• [Aim of the task]: Excluding any images, copy all of the lines below precisely as written.

[Opening Data provided section]

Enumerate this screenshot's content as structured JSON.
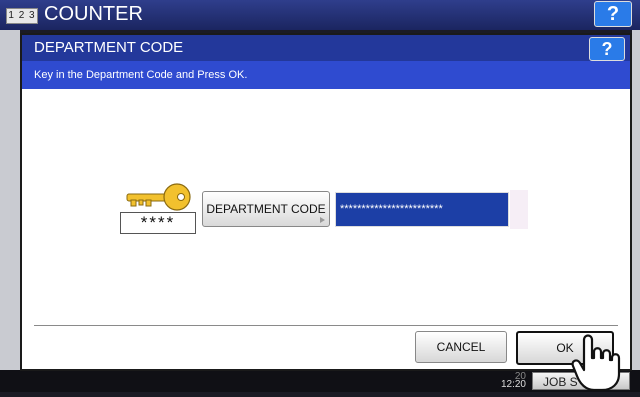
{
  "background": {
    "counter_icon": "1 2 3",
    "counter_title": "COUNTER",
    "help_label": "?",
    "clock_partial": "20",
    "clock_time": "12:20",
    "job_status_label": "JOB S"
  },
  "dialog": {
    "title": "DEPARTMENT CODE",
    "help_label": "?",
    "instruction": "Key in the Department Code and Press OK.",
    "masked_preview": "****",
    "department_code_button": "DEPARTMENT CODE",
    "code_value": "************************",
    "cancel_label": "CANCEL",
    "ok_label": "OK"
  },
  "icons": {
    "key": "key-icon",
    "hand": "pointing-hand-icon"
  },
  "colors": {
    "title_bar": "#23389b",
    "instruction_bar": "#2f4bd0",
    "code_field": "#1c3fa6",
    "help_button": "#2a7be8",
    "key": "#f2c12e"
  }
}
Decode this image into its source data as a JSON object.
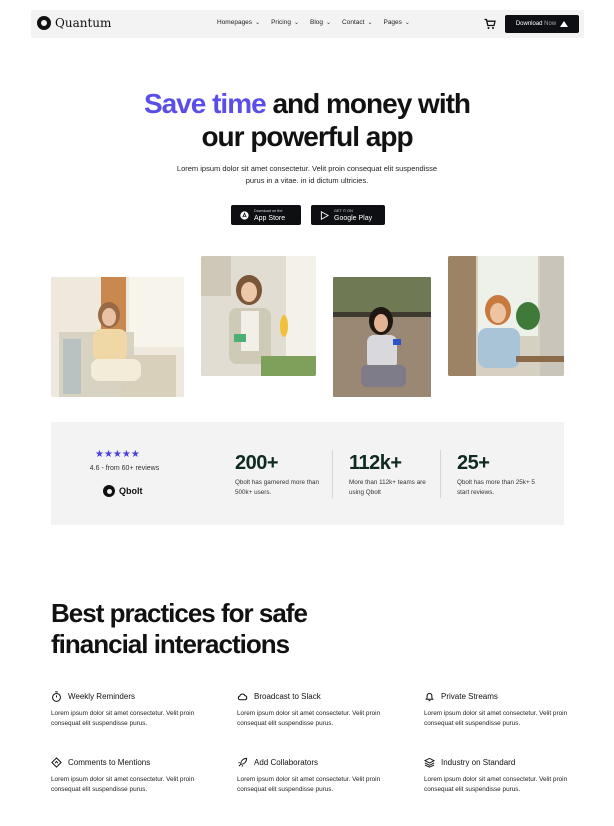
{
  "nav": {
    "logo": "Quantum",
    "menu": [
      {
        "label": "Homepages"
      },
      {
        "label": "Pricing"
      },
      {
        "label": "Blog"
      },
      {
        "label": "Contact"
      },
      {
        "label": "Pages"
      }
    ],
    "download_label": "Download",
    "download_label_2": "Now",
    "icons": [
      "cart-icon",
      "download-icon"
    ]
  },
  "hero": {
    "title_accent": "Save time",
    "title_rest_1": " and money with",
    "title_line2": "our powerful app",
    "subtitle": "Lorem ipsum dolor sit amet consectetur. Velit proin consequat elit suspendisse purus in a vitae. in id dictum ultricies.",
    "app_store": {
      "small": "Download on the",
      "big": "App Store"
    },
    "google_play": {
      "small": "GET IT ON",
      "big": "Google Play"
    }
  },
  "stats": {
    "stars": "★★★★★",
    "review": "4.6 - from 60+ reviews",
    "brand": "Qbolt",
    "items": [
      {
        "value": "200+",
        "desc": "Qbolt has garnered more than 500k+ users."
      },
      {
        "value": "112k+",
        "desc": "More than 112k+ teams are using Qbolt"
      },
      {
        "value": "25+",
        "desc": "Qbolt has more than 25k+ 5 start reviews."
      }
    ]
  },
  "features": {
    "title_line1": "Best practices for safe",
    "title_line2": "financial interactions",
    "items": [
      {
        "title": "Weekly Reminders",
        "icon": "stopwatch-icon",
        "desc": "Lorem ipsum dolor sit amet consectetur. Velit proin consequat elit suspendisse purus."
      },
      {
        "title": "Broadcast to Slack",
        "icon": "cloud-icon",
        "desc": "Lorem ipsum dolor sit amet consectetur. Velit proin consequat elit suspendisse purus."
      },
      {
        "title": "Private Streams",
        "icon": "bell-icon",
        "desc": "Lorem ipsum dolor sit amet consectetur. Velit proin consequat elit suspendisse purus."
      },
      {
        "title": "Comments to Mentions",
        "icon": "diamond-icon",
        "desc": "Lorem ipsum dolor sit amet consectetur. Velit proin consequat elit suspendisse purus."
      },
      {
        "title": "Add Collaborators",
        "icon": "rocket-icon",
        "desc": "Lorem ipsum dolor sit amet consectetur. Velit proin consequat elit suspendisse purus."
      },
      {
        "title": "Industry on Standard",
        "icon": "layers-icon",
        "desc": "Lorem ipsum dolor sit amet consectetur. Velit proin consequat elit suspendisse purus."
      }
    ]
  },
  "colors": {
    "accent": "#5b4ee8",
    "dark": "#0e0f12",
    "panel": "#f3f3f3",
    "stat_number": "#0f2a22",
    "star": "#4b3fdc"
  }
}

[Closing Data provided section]

• [Result for this exercise]:
Enumerate this screenshot's content as structured JSON.
{
  "background": {
    "counter_icon": "1 2 3",
    "counter_title": "COUNTER",
    "help_label": "?",
    "clock_partial": "20",
    "clock_time": "12:20",
    "job_status_label": "JOB S"
  },
  "dialog": {
    "title": "DEPARTMENT CODE",
    "help_label": "?",
    "instruction": "Key in the Department Code and Press OK.",
    "masked_preview": "****",
    "department_code_button": "DEPARTMENT CODE",
    "code_value": "************************",
    "cancel_label": "CANCEL",
    "ok_label": "OK"
  },
  "icons": {
    "key": "key-icon",
    "hand": "pointing-hand-icon"
  },
  "colors": {
    "title_bar": "#23389b",
    "instruction_bar": "#2f4bd0",
    "code_field": "#1c3fa6",
    "help_button": "#2a7be8",
    "key": "#f2c12e"
  }
}
Decode this image into its source data as a JSON object.
{
  "nav": {
    "logo": "Quantum",
    "menu": [
      {
        "label": "Homepages"
      },
      {
        "label": "Pricing"
      },
      {
        "label": "Blog"
      },
      {
        "label": "Contact"
      },
      {
        "label": "Pages"
      }
    ],
    "download_label": "Download",
    "download_label_2": "Now",
    "icons": [
      "cart-icon",
      "download-icon"
    ]
  },
  "hero": {
    "title_accent": "Save time",
    "title_rest_1": " and money with",
    "title_line2": "our powerful app",
    "subtitle": "Lorem ipsum dolor sit amet consectetur. Velit proin consequat elit suspendisse purus in a vitae. in id dictum ultricies.",
    "app_store": {
      "small": "Download on the",
      "big": "App Store"
    },
    "google_play": {
      "small": "GET IT ON",
      "big": "Google Play"
    }
  },
  "stats": {
    "stars": "★★★★★",
    "review": "4.6 - from 60+ reviews",
    "brand": "Qbolt",
    "items": [
      {
        "value": "200+",
        "desc": "Qbolt has garnered more than 500k+ users."
      },
      {
        "value": "112k+",
        "desc": "More than 112k+ teams are using Qbolt"
      },
      {
        "value": "25+",
        "desc": "Qbolt has more than 25k+ 5 start reviews."
      }
    ]
  },
  "features": {
    "title_line1": "Best practices for safe",
    "title_line2": "financial interactions",
    "items": [
      {
        "title": "Weekly Reminders",
        "icon": "stopwatch-icon",
        "desc": "Lorem ipsum dolor sit amet consectetur. Velit proin consequat elit suspendisse purus."
      },
      {
        "title": "Broadcast to Slack",
        "icon": "cloud-icon",
        "desc": "Lorem ipsum dolor sit amet consectetur. Velit proin consequat elit suspendisse purus."
      },
      {
        "title": "Private Streams",
        "icon": "bell-icon",
        "desc": "Lorem ipsum dolor sit amet consectetur. Velit proin consequat elit suspendisse purus."
      },
      {
        "title": "Comments to Mentions",
        "icon": "diamond-icon",
        "desc": "Lorem ipsum dolor sit amet consectetur. Velit proin consequat elit suspendisse purus."
      },
      {
        "title": "Add Collaborators",
        "icon": "rocket-icon",
        "desc": "Lorem ipsum dolor sit amet consectetur. Velit proin consequat elit suspendisse purus."
      },
      {
        "title": "Industry on Standard",
        "icon": "layers-icon",
        "desc": "Lorem ipsum dolor sit amet consectetur. Velit proin consequat elit suspendisse purus."
      }
    ]
  },
  "colors": {
    "accent": "#5b4ee8",
    "dark": "#0e0f12",
    "panel": "#f3f3f3",
    "stat_number": "#0f2a22",
    "star": "#4b3fdc"
  }
}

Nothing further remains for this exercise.